# How to convert $\pi$ to base 16?

According to this Wikipedia article $\pi$ is approximately 3.243F in base 16 (i.e. hexadecimal).

Can someone explain this? (Note: I understand how to convert an integer to base 16)

Thanks

• How to convert to base 16: In base $16$ we have (by definition) $\pi = 3 + \sum_{n=1}^\infty \frac{a_n}{16^n}$. From this it follows that $a_1 = \lfloor(\pi-3)16\rfloor$, $a_2 = \lfloor(\pi -3 - a_1/16)16^2\rfloor$, and so on Apr 12, 2015 at 19:48
• This means $\pi$ is approximately $$3+\frac{2}{16}+\frac{4}{16^2}+\frac{3}{16^3}+\frac{15}{16^4}$$ Apr 12, 2015 at 19:49
• Ohh. Got it. Thanks!
– Ben
Apr 12, 2015 at 19:49
• In case you are not only interested in converting any number to base 16, the Bailey-Borwein-Plouffe formula (to compute Pi) might be worth a look, since it works on base 16 :-) Oh - now I've seen that @azimut has told exactly this formula. Apr 13, 2015 at 7:58
• In practice you typically do it the other way round. You compute pi in binary/hex and then convert it to decimal. Apr 13, 2015 at 10:14

One way to convert any decimal fraction to base $$16$$ is as follows (taking $$\pi$$ as an example).$$\pi=\color{blue}3.141592...$$

Take the whole number part and convert it to base $$16$$ as usual. In this case $$\color{blue}3$$ will remain as $$3$$. So we have so far got $$3.14159..._{10}=\color{red}{3...._{16}}$$

This now leaves us with $$0.141592...$$ - Multiply this by our new base to get $$\color{red}{16}\times0.14159...=\color{blue}2.26544...$$Now again convert the whole number part to our new base as usual - in this case the $$\color{blue}2$$ remains as a $$2$$. So we have so far got $$3.14159..._{10}=\color{red}{3.2..._{16}}$$
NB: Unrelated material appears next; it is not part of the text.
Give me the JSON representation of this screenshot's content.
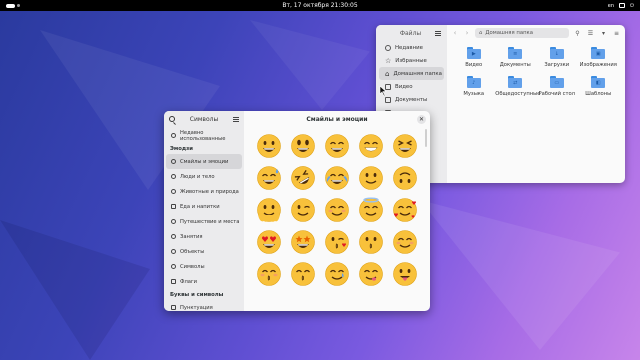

This now leaves us with $$0.26544...$$ - Multiply this by our new base to get $$\color{red}{16}\times0.26544...=\color{blue}4.24704...$$Now again convert the whole number part to our new base as usual - in this case the $$\color{blue}4$$ remains as a $$4$$. So we have so far got $$3.14159..._{10}=\color{red}{3.24..._{16}}$$

This now leaves us with $$0.24704...$$ - Multiply this by our new base to get $$\color{red}{16}\times0.24704...=\color{blue}3.95264...$$Now again convert the whole number part to our new base as usual - in this case the $$\color{blue}3$$ remains as a $$3$$. So we have so far got $$3.14159..._{10}=\color{red}{3.243..._{16}}$$

You can continue this process for as many digits as you require.

Note that: $$10000\pi=31415.92653\dots$$ which means that the decimal version of $\pi$ begins $3.1415\dots$.

Similarly: $$16^4\pi=205887.46145\dots$$ Since $205887$ is $3243F$ in hexadecimal, the hexadecimal version begins $3.243F\dots$.

For the particular base of $16$, there is this remarkable formula: $$\pi=\sum_{n=0}^\infty \left(\frac{4}{8n+1}-\frac{2}{8n+4}-\frac{1}{8n+5}-\frac{1}{8n+6}\right)\frac{1}{16^n}$$ It allows the computation of any base 16 digit of $\pi$ without the need to compute all the preceding digits.

The discovery of this formula by Bailey, Borwein and Plouffe in 1995 came as a big surprise, as it was conjectured that no such formula can exist.

• weird, for $n=0$ i don't get a $3$ that is the first digit in base $16$. Is this formula correct? Apr 13, 2015 at 2:04
• @Héctor According to this source finding the nth digit is possible with this, but it is not as straighforward as plugging a certain n into this formula.
– Jos
Apr 13, 2015 at 6:45
• As @Jos already pointed the correct link, the name of this formula should be told: Bailey-Borwein-Plouffe formula. Apr 13, 2015 at 8:02
• @tueftl: ok, I've added the names and a link to the wikipedia page. Apr 13, 2015 at 9:31
• The really extraordinary of the formula BBP is the history fact that before it everybody though that the calcul of an irrational must be step by step, that was impossible to determine any digit of position n, say, whitouh determine the precedent digits. (sorry by my ugly english. Apr 13, 2015 at 12:37